A second East End town is ready to put a roadblock in Uber’s path.
Southampton Town Councilman Stan Glinka is proposing legislation calling for Uber — and all limousine and livery cab companies doing business in the town — to comply with the local taxi law to put everyone on “the same playing field.”
Uber spokeswoman Alix Anfang called the measure “an attempt to protect local taxi interests” that will drive the app-based car hailing service out of Southampton.
Uber pulled out of East Hampton last year when the town required company drivers to have a local business address for local licensing. The company would face the same requirement under the Southampton law.
“Everyone’s doing this throughout the country because they [Uber] went so rampant with their business,” Glinka said of the Manhattan-based company that has become wildly popular as an alternative to street hailing taxis or calling car services.
Glinka said he will propose the law and a public hearing on Tuesday, and expects a vote on March 22.
“As the council’s liaison for transportation, I’ve been working with taxicab owners who say Uber is coming in and undercutting us,” Glinka said.
Southampton’s existing town code applies to taxis that solicit fares. No local law regulates prearranged trip services such as those offered by Uber, limousine and livery companies.
The new measure was planned before last month’s alleged shooting spree in Kalamazoo, Michigan, by an Uber driver, Glinka said. But the shooting, which killed six, underscores the need for outside companies and drivers to be vetted and regulated, he said.
Under the current Southampton law, taxi companies, drivers and the vehicles must be registered with the town annually. Fees are $750 for a business license, $150 for each vehicle, and $100 per driver. Drivers with one cab pay a total of $1,000.
Background checks and fingerprinting are mandatory for drivers.

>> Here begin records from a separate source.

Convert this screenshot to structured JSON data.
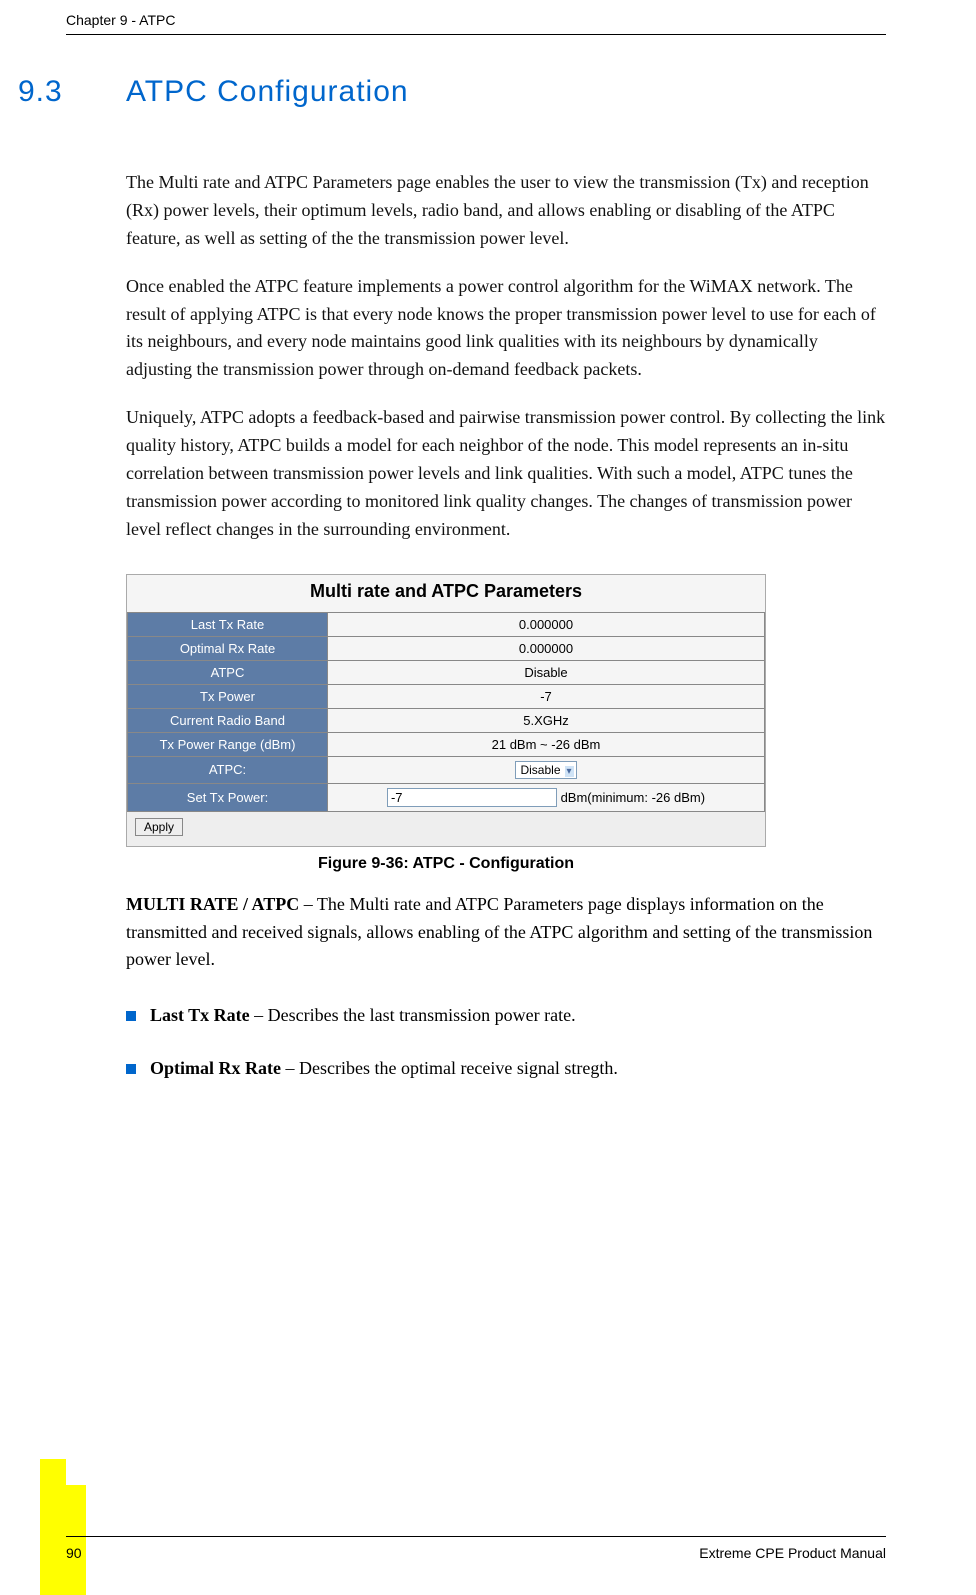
{
  "header": {
    "chapter": "Chapter 9 - ATPC"
  },
  "section": {
    "number": "9.3",
    "title": "ATPC Configuration"
  },
  "paragraphs": {
    "p1": "The Multi rate and ATPC Parameters page enables the user to view the transmission (Tx) and reception (Rx) power levels, their optimum levels, radio band, and allows enabling or disabling of the ATPC feature, as well as setting of the the transmission power level.",
    "p2": "Once enabled the ATPC feature implements a power control algorithm for the WiMAX network. The result of applying ATPC is that every node knows the proper transmission power level to use for each of its neighbours, and every node maintains good link qualities with its neighbours by dynamically adjusting the transmission power through on-demand feedback packets.",
    "p3": "Uniquely, ATPC adopts a feedback-based and pairwise transmission power control. By collecting the link quality history, ATPC builds a model for each neighbor of the node. This model represents an in-situ correlation between transmission power levels and link qualities. With such a model, ATPC tunes the transmission power according to monitored link quality changes. The changes of transmission power level reflect changes in the surrounding environment."
  },
  "panel": {
    "title": "Multi rate and ATPC Parameters",
    "rows": {
      "r1": {
        "label": "Last Tx Rate",
        "value": "0.000000"
      },
      "r2": {
        "label": "Optimal Rx Rate",
        "value": "0.000000"
      },
      "r3": {
        "label": "ATPC",
        "value": "Disable"
      },
      "r4": {
        "label": "Tx Power",
        "value": "-7"
      },
      "r5": {
        "label": "Current Radio Band",
        "value": "5.XGHz"
      },
      "r6": {
        "label": "Tx Power Range (dBm)",
        "value": "21 dBm ~ -26 dBm"
      },
      "r7": {
        "label": "ATPC:",
        "select_value": "Disable"
      },
      "r8": {
        "label": "Set Tx Power:",
        "input_value": "-7",
        "suffix": " dBm(minimum: -26 dBm)"
      }
    },
    "apply": "Apply"
  },
  "figure_caption": "Figure 9-36: ATPC - Configuration",
  "terms": {
    "multi": {
      "bold": "MULTI RATE / ATPC",
      "rest": " – The Multi rate and ATPC Parameters page displays information on the transmitted and received signals, allows enabling of the ATPC algorithm and setting of the transmission power level."
    }
  },
  "bullets": {
    "b1": {
      "bold": "Last Tx Rate",
      "rest": " – Describes the last transmission power rate."
    },
    "b2": {
      "bold": "Optimal Rx Rate",
      "rest": " – Describes the optimal receive signal stregth."
    }
  },
  "footer": {
    "page": "90",
    "manual": "Extreme CPE Product Manual"
  }
}
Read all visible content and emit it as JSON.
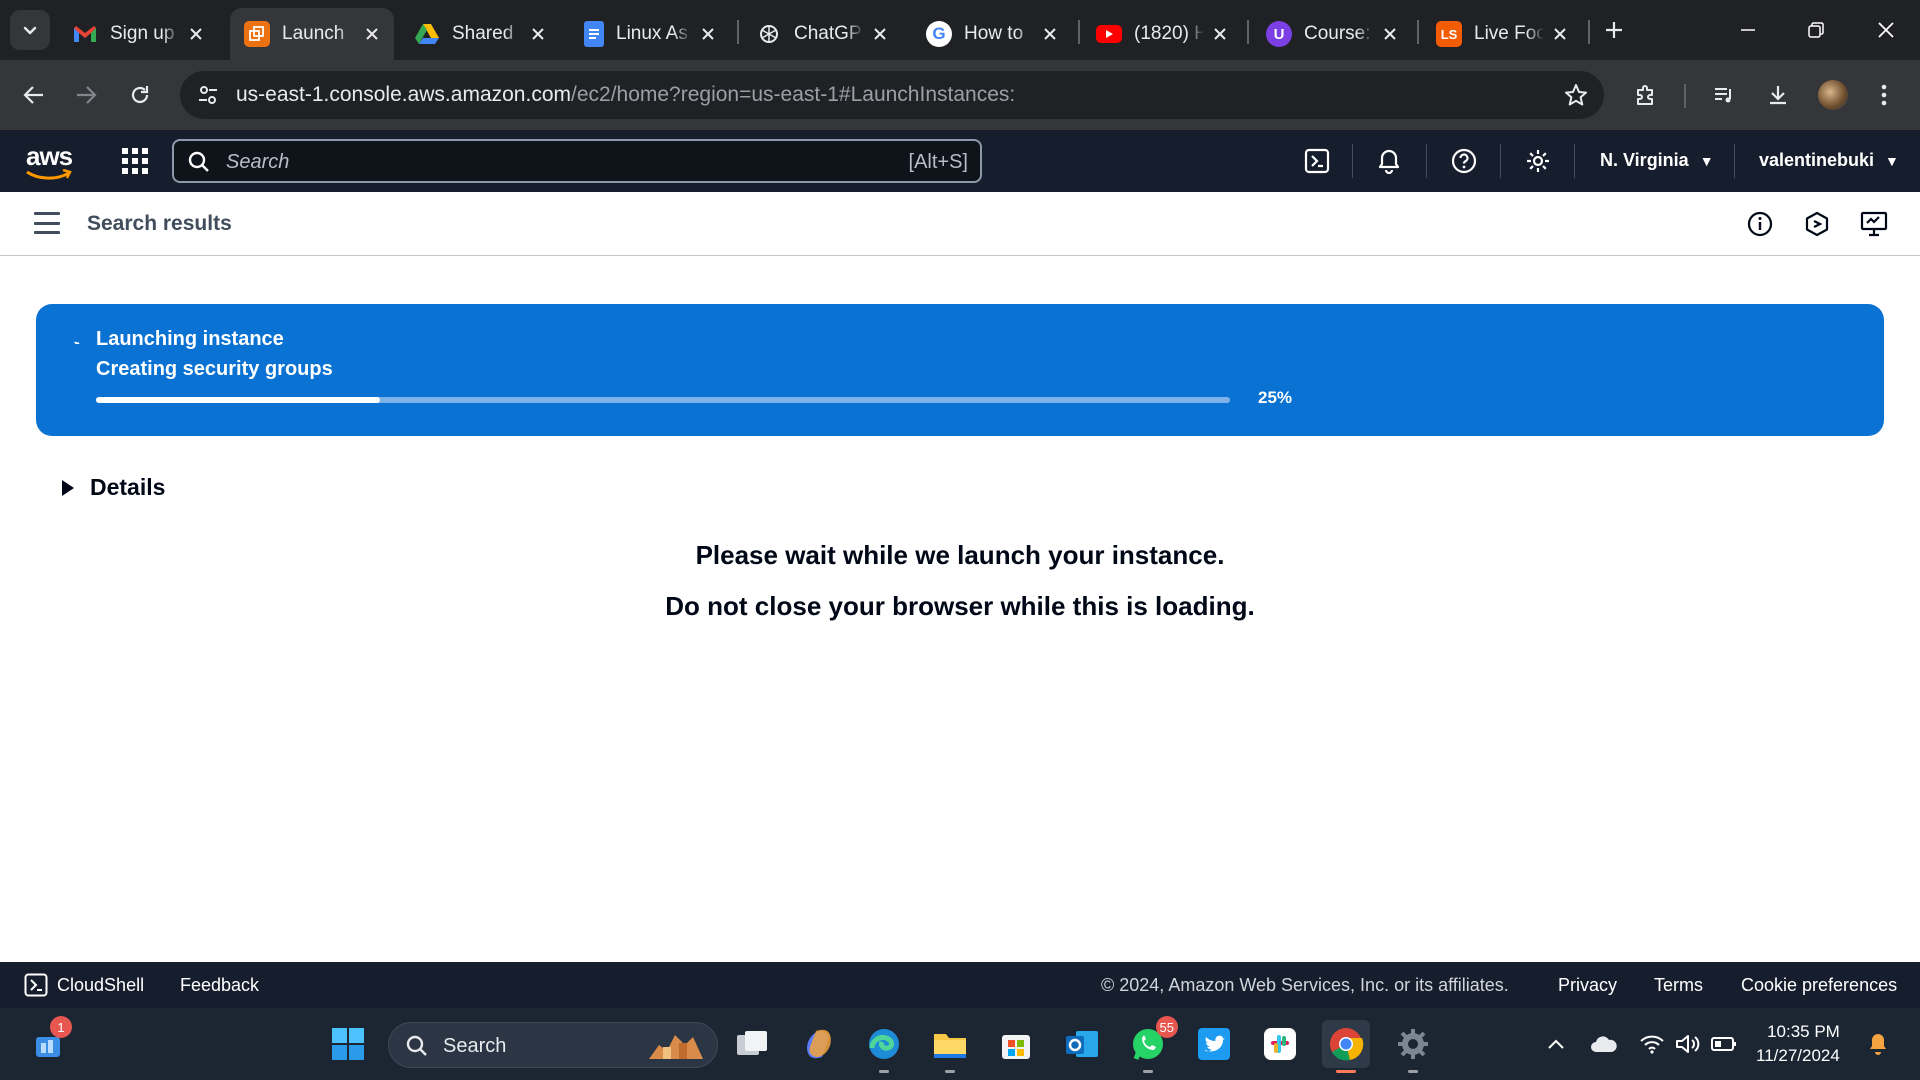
{
  "browser": {
    "tabs": [
      {
        "title": "Sign up",
        "icon": "gmail-icon",
        "color": "#ea4335"
      },
      {
        "title": "Launch",
        "icon": "aws-launch-icon",
        "color": "#ec7211",
        "active": true
      },
      {
        "title": "Shared",
        "icon": "google-drive-icon",
        "color": "#34a853"
      },
      {
        "title": "Linux As",
        "icon": "google-docs-icon",
        "color": "#4285f4"
      },
      {
        "title": "ChatGP",
        "icon": "chatgpt-icon",
        "color": "#e8eaed"
      },
      {
        "title": "How to",
        "icon": "google-icon",
        "color": "#4285f4"
      },
      {
        "title": "(1820) H",
        "icon": "youtube-icon",
        "color": "#ff0000"
      },
      {
        "title": "Course:",
        "icon": "course-icon",
        "color": "#7b3fe4"
      },
      {
        "title": "Live Foc",
        "icon": "live-icon",
        "color": "#f25c05"
      }
    ],
    "url_host": "us-east-1.console.aws.amazon.com",
    "url_path": "/ec2/home?region=us-east-1#LaunchInstances:"
  },
  "aws_nav": {
    "search_placeholder": "Search",
    "search_shortcut": "[Alt+S]",
    "region": "N. Virginia",
    "user": "valentinebuki"
  },
  "page": {
    "title": "Search results"
  },
  "progress": {
    "heading": "Launching instance",
    "step": "Creating security groups",
    "percent_value": 0.25,
    "percent_label": "25%",
    "color": "#0972d3"
  },
  "details": {
    "label": "Details"
  },
  "messages": {
    "line1": "Please wait while we launch your instance.",
    "line2": "Do not close your browser while this is loading."
  },
  "footer": {
    "cloudshell": "CloudShell",
    "feedback": "Feedback",
    "copyright": "© 2024, Amazon Web Services, Inc. or its affiliates.",
    "privacy": "Privacy",
    "terms": "Terms",
    "cookies": "Cookie preferences"
  },
  "taskbar": {
    "search_placeholder": "Search",
    "widgets_badge": "1",
    "whatsapp_badge": "55",
    "time": "10:35 PM",
    "date": "11/27/2024"
  }
}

“They [Uber] should do the same things and have a taxi license plate,” Rahat Mumtaz, owner of All Hampton Taxi company, said.
Glinka said that because Uber drivers work for a company with no business site in Southampton, they would be considered working for an unlicensed operation.
“It’s up to them to figure that out,” Glinka said.
Anfang said the proposed law is “an attempt to protect local taxi interests at the expense of hardworking Uber driver-partners who are trying to earn a living.”
Anfang said, “There is an unquestionable demand for Uber in Southampton because local taxi service has been historically unreliable, and the councilman’s effort would simply deny residents the ability to get an affordable, reliable and safe ride at the touch of a button.”
Proposed requirements for Uber, limousine and livery cab companies operating in Southampton Town:
- Maintain a business address in Southampton to qualify for licensing.
- Undergo background checks and fingerprinting for drivers.
- Pay annual fees of $750 for a business license, $150 for each vehicle and $100 per driver.